Barbara McClintock was born 118 years ago, 16 June 1902, in Hartford, Connecticut (US). The girl showed great interest in science and research already from a young age. However, her family had little money and was skeptical. They thought that it was better for her to marry and be financially secure.
Nevertheless, her father, a physician, supported her wishes in the end and in 1919, McClintock started a degree in Biology at Cornell University, New York (US). Six years later, she received her Master’s degree and in 1927 her PhD in genetics and zoology.
During her PhD studies, McClintock started the research that would shape her entire career. She began investigating the DNA of corn. For this work, microscopes and colouring techniques were used to identify and analyse individual corn chromosomes. (= long strands of DNA found in each living cell). In 1933, McClintock and her colleague, Harriet Creighton, published important results showing that chromosomes are the basis of genetics.
We need to keep in mind that McClintock conducted these experiments long before the structure of DNA was even discovered in 1952. This gives us an idea about how difficult and sophisticated her work must have been.
After a spell at the University of Missouri (1936-1941), McClintock moved to Long Island, New York to work at the Cold Spring Harbor Laboratory. She would stay for the rest of her professional life and conduct her most important research here.
In the 1940s and 50s, McClintock experimented with the colours of kernels on corn. This work led to the discovery that genetic information is not fixed. McClintock isolated two genes (= short sections of DNA) that controlled kernel colour and showed that they could move along a chromosome to different places. She also proved that these changes could affect neighbouring genes on the chromosome.
In 1983, McClintock received the Nobel Prize in Physiology or Medicine ”for her discovery of mobile genetic elements”. Popular science would come to call these moving genetic elements ”jumping genes”.
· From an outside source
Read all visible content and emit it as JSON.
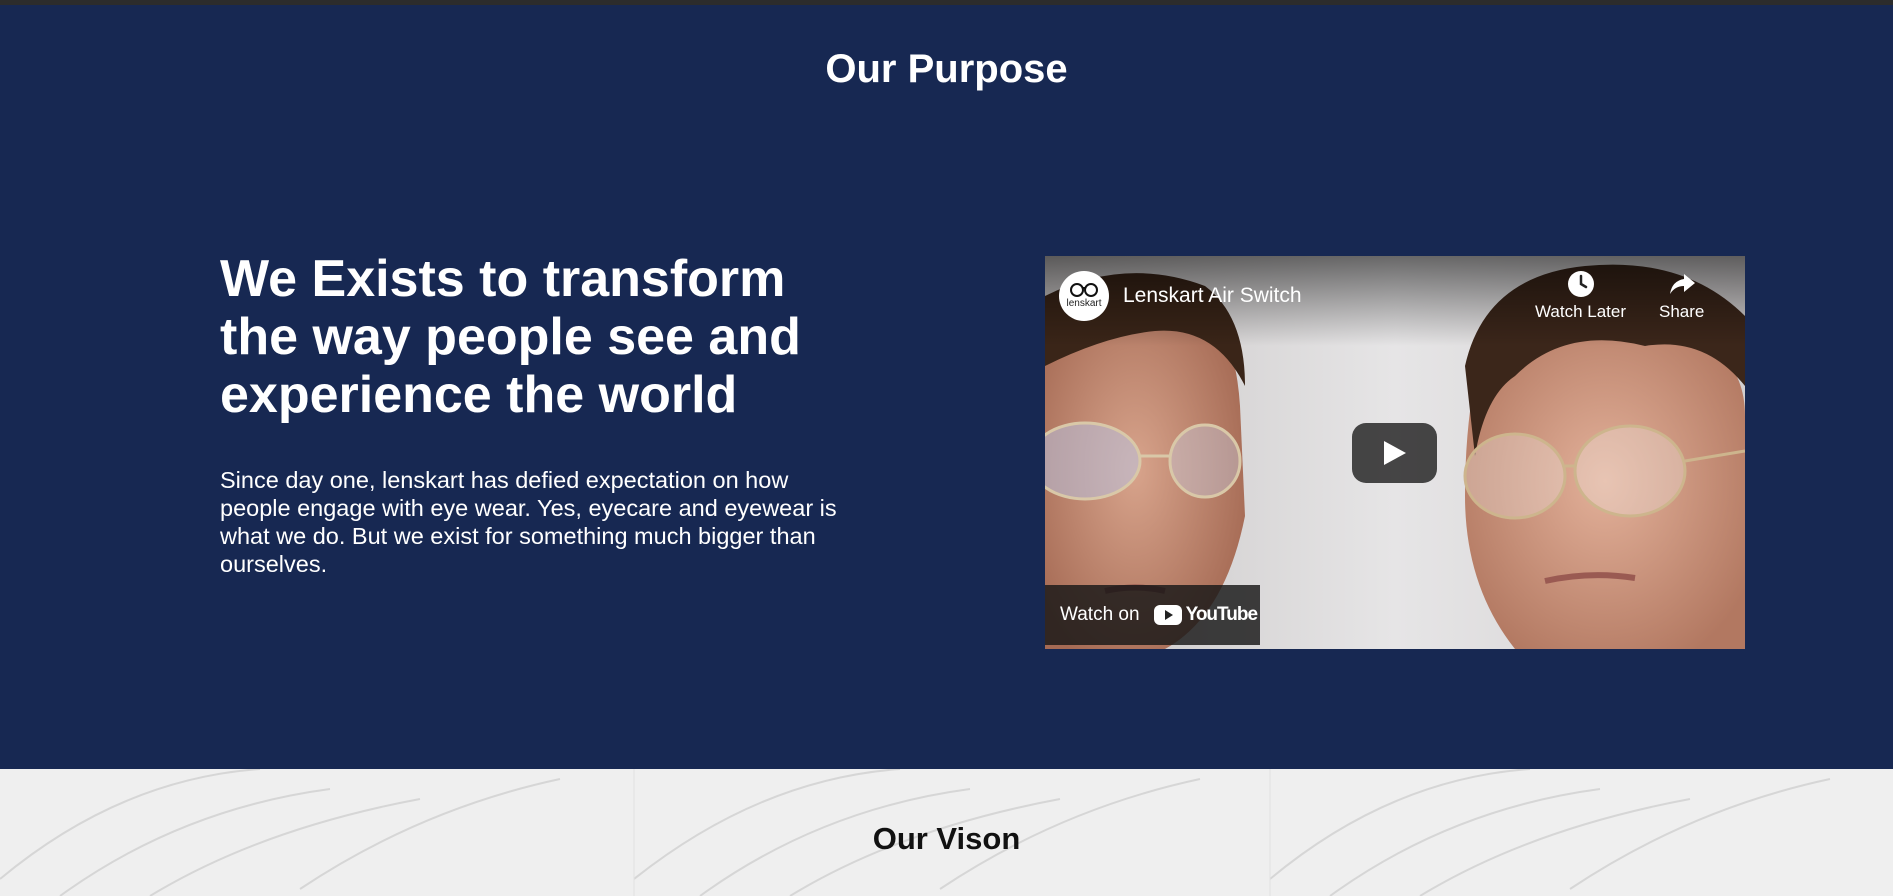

Barbara McClintock died 2 September 1992 in Huntington, New York (US).